» **WHAT THE TASK REQUIRES**: Every line of the material needs an exact copy, apart from the images.
++++++++++++++++++++
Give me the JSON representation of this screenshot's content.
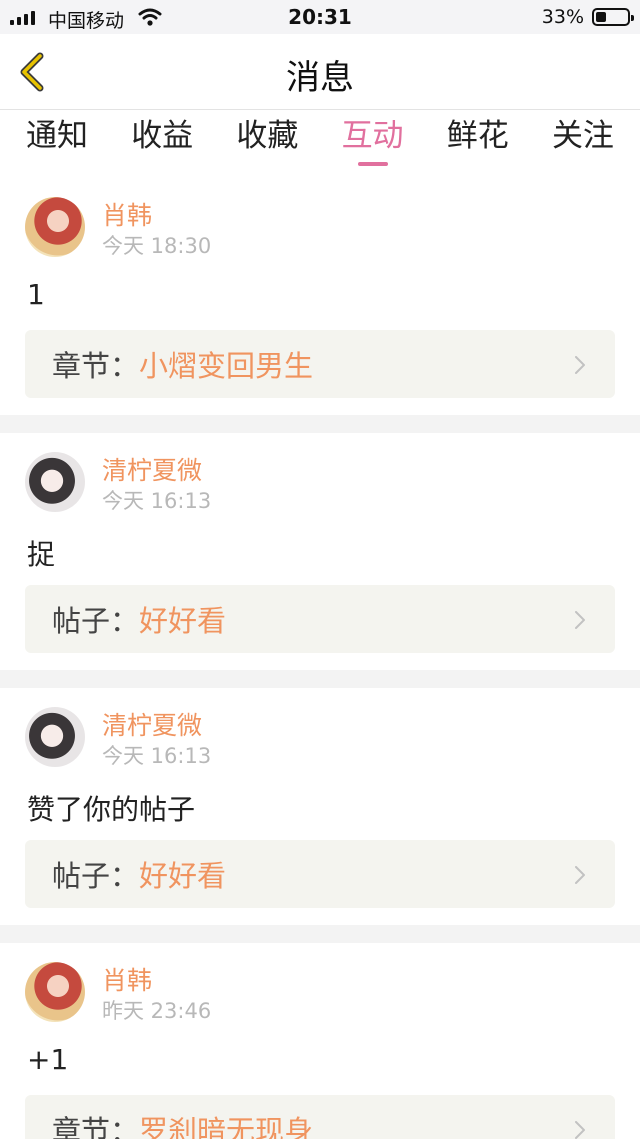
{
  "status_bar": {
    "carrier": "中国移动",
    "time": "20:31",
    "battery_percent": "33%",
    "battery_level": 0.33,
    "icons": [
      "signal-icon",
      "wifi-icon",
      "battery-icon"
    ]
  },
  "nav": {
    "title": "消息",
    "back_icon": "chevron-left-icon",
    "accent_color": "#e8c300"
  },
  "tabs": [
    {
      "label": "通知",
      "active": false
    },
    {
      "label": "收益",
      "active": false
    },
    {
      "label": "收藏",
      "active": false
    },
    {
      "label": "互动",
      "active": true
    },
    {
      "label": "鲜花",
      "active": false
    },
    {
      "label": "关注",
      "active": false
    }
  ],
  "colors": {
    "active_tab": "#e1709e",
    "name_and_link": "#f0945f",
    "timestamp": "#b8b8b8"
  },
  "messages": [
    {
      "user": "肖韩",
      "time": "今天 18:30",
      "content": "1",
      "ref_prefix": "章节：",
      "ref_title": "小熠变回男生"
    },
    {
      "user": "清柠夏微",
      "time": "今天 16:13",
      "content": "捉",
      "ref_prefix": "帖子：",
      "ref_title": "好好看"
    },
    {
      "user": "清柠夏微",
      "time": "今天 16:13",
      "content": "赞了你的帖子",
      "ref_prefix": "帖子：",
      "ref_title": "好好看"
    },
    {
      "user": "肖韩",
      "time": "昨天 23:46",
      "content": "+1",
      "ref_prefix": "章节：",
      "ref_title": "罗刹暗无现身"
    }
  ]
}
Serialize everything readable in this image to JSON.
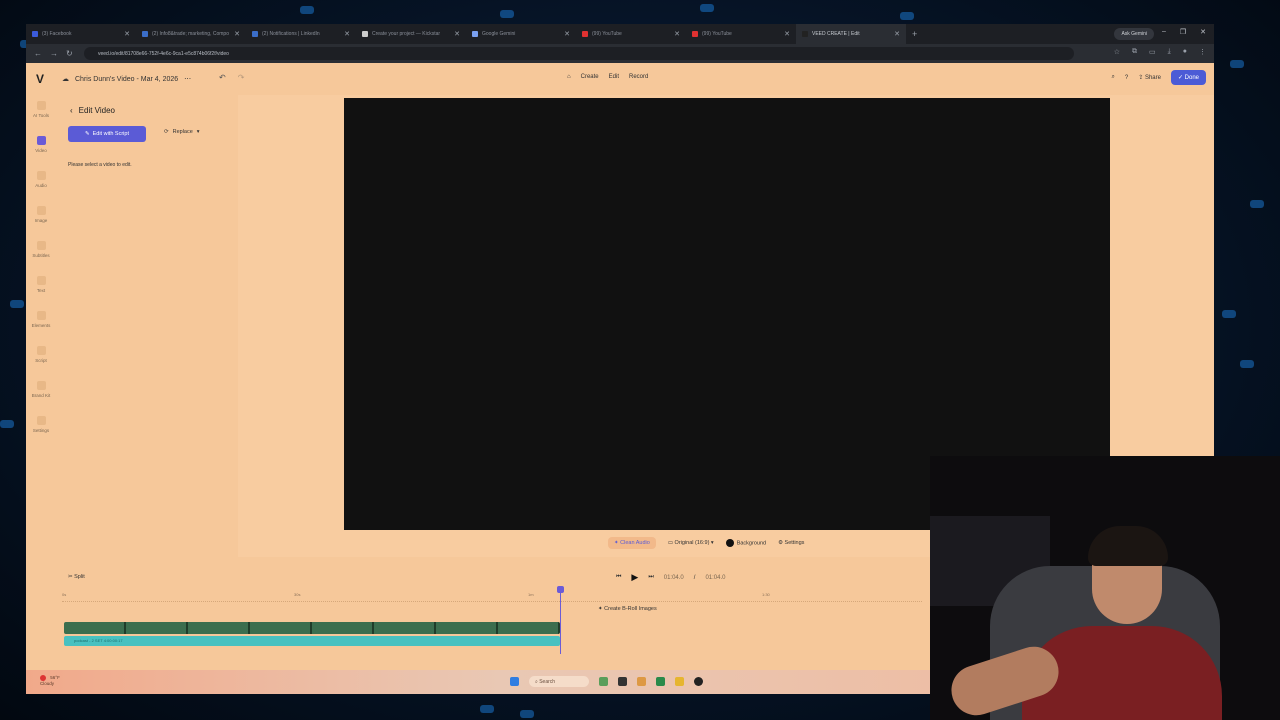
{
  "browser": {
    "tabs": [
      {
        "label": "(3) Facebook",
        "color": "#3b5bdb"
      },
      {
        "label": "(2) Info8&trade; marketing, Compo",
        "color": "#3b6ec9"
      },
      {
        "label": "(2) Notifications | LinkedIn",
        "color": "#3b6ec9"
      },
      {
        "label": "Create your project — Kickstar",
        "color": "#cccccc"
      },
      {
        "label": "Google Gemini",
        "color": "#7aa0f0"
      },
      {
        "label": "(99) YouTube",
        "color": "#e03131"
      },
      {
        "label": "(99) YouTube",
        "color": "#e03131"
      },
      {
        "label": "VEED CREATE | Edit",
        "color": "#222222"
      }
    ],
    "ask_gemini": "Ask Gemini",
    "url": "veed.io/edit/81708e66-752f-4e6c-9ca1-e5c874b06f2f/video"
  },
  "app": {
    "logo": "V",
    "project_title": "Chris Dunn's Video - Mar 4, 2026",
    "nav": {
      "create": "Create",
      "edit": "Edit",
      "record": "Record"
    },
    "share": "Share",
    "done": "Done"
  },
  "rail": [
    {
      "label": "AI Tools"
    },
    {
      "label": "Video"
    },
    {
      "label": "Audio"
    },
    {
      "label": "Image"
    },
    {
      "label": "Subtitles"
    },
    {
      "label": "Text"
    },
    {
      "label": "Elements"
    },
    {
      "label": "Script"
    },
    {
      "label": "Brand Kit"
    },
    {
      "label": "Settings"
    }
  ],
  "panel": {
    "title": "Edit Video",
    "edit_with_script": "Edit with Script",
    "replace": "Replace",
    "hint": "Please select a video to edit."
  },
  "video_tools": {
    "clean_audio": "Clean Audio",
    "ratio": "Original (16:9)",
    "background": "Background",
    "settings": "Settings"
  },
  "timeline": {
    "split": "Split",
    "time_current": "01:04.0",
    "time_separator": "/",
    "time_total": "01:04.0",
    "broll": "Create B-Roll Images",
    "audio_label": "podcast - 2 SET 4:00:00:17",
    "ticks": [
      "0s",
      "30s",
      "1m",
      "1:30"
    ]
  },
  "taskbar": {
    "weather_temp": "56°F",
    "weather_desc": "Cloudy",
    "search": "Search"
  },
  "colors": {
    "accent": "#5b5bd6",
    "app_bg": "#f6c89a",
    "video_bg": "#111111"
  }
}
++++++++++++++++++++
» **TASK SOLUTION**:
Give me the JSON representation of this screenshot's content.
{
  "status_bar": {
    "carrier": "中国移动",
    "time": "20:31",
    "battery_percent": "33%",
    "battery_level": 0.33,
    "icons": [
      "signal-icon",
      "wifi-icon",
      "battery-icon"
    ]
  },
  "nav": {
    "title": "消息",
    "back_icon": "chevron-left-icon",
    "accent_color": "#e8c300"
  },
  "tabs": [
    {
      "label": "通知",
      "active": false
    },
    {
      "label": "收益",
      "active": false
    },
    {
      "label": "收藏",
      "active": false
    },
    {
      "label": "互动",
      "active": true
    },
    {
      "label": "鲜花",
      "active": false
    },
    {
      "label": "关注",
      "active": false
    }
  ],
  "colors": {
    "active_tab": "#e1709e",
    "name_and_link": "#f0945f",
    "timestamp": "#b8b8b8"
  },
  "messages": [
    {
      "user": "肖韩",
      "time": "今天 18:30",
      "content": "1",
      "ref_prefix": "章节：",
      "ref_title": "小熠变回男生"
    },
    {
      "user": "清柠夏微",
      "time": "今天 16:13",
      "content": "捉",
      "ref_prefix": "帖子：",
      "ref_title": "好好看"
    },
    {
      "user": "清柠夏微",
      "time": "今天 16:13",
      "content": "赞了你的帖子",
      "ref_prefix": "帖子：",
      "ref_title": "好好看"
    },
    {
      "user": "肖韩",
      "time": "昨天 23:46",
      "content": "+1",
      "ref_prefix": "章节：",
      "ref_title": "罗刹暗无现身"
    }
  ]
}
Serialize everything readable in this image to JSON.
{
  "browser": {
    "tabs": [
      {
        "label": "(3) Facebook",
        "color": "#3b5bdb"
      },
      {
        "label": "(2) Info8&trade; marketing, Compo",
        "color": "#3b6ec9"
      },
      {
        "label": "(2) Notifications | LinkedIn",
        "color": "#3b6ec9"
      },
      {
        "label": "Create your project — Kickstar",
        "color": "#cccccc"
      },
      {
        "label": "Google Gemini",
        "color": "#7aa0f0"
      },
      {
        "label": "(99) YouTube",
        "color": "#e03131"
      },
      {
        "label": "(99) YouTube",
        "color": "#e03131"
      },
      {
        "label": "VEED CREATE | Edit",
        "color": "#222222"
      }
    ],
    "ask_gemini": "Ask Gemini",
    "url": "veed.io/edit/81708e66-752f-4e6c-9ca1-e5c874b06f2f/video"
  },
  "app": {
    "logo": "V",
    "project_title": "Chris Dunn's Video - Mar 4, 2026",
    "nav": {
      "create": "Create",
      "edit": "Edit",
      "record": "Record"
    },
    "share": "Share",
    "done": "Done"
  },
  "rail": [
    {
      "label": "AI Tools"
    },
    {
      "label": "Video"
    },
    {
      "label": "Audio"
    },
    {
      "label": "Image"
    },
    {
      "label": "Subtitles"
    },
    {
      "label": "Text"
    },
    {
      "label": "Elements"
    },
    {
      "label": "Script"
    },
    {
      "label": "Brand Kit"
    },
    {
      "label": "Settings"
    }
  ],
  "panel": {
    "title": "Edit Video",
    "edit_with_script": "Edit with Script",
    "replace": "Replace",
    "hint": "Please select a video to edit."
  },
  "video_tools": {
    "clean_audio": "Clean Audio",
    "ratio": "Original (16:9)",
    "background": "Background",
    "settings": "Settings"
  },
  "timeline": {
    "split": "Split",
    "time_current": "01:04.0",
    "time_separator": "/",
    "time_total": "01:04.0",
    "broll": "Create B-Roll Images",
    "audio_label": "podcast - 2 SET 4:00:00:17",
    "ticks": [
      "0s",
      "30s",
      "1m",
      "1:30"
    ]
  },
  "taskbar": {
    "weather_temp": "56°F",
    "weather_desc": "Cloudy",
    "search": "Search"
  },
  "colors": {
    "accent": "#5b5bd6",
    "app_bg": "#f6c89a",
    "video_bg": "#111111"
  }
}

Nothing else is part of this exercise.